• **Exercise directions**
With the string "true" as the filter, copy each matching line from the records.

Dataset excerpts
____

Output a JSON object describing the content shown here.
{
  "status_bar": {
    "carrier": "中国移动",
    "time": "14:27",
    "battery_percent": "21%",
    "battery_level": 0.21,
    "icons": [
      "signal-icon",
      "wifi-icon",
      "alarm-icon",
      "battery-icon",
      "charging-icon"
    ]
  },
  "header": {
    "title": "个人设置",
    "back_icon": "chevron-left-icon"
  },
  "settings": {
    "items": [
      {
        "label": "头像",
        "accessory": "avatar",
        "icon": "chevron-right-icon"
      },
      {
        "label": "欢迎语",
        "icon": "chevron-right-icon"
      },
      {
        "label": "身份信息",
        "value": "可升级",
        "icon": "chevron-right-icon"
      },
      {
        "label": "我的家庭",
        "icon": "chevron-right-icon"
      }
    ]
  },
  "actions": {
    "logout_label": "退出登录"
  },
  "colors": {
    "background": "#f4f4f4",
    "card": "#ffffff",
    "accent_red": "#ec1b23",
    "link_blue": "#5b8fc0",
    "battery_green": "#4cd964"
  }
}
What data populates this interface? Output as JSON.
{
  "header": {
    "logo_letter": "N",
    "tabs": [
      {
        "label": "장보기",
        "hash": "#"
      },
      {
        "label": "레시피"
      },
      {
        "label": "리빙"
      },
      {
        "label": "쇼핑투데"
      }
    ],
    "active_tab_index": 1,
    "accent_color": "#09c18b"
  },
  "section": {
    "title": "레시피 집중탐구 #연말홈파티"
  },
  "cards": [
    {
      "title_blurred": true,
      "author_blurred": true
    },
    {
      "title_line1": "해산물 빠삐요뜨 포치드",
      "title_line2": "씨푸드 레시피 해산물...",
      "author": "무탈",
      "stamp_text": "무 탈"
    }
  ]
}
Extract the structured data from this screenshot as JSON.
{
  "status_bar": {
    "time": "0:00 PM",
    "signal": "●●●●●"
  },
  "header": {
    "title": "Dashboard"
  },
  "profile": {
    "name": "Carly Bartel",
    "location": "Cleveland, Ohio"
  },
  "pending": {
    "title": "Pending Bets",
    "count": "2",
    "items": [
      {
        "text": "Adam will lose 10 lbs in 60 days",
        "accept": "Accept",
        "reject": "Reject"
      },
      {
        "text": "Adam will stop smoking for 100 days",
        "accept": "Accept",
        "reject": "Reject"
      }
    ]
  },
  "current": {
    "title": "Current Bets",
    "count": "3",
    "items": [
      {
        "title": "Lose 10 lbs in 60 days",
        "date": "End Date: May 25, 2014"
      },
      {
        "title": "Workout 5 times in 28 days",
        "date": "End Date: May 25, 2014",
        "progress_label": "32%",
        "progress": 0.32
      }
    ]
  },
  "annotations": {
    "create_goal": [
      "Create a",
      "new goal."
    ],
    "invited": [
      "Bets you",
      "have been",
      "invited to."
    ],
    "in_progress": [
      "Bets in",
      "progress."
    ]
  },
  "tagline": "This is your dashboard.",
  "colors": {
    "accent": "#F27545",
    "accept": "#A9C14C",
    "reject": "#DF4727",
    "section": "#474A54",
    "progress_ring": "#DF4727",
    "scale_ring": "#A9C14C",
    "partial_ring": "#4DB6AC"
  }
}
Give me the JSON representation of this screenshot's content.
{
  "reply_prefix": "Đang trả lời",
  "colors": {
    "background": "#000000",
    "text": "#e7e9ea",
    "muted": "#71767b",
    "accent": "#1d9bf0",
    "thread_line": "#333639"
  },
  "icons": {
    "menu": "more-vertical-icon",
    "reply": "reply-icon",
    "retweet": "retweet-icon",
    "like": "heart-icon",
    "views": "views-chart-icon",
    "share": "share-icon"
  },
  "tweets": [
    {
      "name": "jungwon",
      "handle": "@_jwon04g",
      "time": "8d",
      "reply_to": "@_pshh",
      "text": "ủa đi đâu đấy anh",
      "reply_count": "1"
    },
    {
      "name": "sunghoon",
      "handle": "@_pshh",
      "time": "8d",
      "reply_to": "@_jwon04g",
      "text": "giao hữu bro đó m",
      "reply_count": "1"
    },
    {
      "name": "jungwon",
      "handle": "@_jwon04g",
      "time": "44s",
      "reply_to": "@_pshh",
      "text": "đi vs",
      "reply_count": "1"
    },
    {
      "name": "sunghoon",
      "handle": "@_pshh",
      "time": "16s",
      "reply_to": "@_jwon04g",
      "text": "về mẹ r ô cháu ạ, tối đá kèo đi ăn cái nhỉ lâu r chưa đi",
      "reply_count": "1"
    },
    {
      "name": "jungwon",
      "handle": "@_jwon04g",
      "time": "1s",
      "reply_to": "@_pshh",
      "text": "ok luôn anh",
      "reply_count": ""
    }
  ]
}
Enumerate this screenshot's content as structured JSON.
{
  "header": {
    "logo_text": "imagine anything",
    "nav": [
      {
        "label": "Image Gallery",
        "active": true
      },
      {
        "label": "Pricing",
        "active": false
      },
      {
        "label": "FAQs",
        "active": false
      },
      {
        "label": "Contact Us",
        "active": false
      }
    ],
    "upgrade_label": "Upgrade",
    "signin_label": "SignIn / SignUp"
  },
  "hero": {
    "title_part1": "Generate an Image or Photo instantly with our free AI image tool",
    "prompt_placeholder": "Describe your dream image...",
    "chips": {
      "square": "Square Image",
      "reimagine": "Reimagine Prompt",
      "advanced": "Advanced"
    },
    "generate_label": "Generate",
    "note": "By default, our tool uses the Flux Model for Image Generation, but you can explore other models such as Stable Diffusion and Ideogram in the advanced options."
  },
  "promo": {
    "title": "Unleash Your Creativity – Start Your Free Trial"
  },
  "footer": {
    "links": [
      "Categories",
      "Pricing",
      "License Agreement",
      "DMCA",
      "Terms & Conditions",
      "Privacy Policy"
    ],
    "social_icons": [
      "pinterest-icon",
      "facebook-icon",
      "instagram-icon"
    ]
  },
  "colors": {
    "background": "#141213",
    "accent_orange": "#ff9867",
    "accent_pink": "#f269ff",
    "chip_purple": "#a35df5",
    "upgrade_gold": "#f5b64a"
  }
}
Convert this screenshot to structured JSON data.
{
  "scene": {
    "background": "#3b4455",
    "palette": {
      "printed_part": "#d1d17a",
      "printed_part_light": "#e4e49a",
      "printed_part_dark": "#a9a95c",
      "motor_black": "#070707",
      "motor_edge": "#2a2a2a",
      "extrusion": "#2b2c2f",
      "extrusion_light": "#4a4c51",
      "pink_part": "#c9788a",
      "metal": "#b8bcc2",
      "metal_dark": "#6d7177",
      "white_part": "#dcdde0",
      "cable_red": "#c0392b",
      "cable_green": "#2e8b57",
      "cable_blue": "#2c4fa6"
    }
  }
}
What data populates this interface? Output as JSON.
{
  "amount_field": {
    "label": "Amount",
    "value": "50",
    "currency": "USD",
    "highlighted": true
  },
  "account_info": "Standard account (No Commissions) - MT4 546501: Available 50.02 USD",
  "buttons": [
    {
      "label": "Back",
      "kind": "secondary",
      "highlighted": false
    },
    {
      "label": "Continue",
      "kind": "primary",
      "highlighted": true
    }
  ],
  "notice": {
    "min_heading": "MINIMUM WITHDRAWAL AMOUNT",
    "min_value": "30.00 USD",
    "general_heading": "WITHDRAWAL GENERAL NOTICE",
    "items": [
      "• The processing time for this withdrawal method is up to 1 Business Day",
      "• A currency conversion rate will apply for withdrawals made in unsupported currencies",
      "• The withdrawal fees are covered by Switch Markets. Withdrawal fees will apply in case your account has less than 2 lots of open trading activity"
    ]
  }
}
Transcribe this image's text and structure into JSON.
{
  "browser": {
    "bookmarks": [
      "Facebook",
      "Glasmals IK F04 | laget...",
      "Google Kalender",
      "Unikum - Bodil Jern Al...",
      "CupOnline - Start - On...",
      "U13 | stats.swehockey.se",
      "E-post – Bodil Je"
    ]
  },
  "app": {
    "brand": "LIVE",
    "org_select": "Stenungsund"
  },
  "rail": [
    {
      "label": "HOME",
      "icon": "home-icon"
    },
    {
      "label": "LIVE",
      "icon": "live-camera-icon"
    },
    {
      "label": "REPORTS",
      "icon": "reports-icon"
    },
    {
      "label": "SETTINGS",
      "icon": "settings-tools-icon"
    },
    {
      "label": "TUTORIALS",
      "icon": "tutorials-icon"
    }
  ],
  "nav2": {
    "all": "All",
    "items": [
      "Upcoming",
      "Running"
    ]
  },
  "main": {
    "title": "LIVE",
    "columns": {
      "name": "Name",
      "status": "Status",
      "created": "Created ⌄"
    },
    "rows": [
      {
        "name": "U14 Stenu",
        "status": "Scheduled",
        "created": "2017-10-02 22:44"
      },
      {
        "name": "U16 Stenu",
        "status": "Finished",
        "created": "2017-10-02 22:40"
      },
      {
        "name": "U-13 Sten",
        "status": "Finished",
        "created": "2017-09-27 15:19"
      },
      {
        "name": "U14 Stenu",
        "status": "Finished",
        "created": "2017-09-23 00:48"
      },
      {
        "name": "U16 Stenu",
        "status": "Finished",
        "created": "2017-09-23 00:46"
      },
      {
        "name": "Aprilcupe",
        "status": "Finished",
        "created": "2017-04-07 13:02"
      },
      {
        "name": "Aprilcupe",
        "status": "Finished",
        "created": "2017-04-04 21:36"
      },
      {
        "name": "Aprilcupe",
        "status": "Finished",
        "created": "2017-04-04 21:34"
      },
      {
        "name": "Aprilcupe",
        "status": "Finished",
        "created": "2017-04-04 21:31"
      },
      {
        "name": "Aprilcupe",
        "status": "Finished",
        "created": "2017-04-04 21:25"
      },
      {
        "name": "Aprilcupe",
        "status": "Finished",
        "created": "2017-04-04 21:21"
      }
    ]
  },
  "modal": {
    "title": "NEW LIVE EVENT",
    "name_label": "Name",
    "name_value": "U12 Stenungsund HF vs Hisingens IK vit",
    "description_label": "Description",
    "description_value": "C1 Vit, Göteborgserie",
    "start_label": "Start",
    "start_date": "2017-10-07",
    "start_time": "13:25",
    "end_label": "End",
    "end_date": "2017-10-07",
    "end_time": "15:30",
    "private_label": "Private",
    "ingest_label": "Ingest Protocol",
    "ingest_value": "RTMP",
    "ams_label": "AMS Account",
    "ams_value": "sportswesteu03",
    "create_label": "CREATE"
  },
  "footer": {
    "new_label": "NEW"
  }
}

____

• **Output**
      "title_blurred": true,
      "author_blurred": true
        "active": true
    "highlighted": true
      "highlighted": true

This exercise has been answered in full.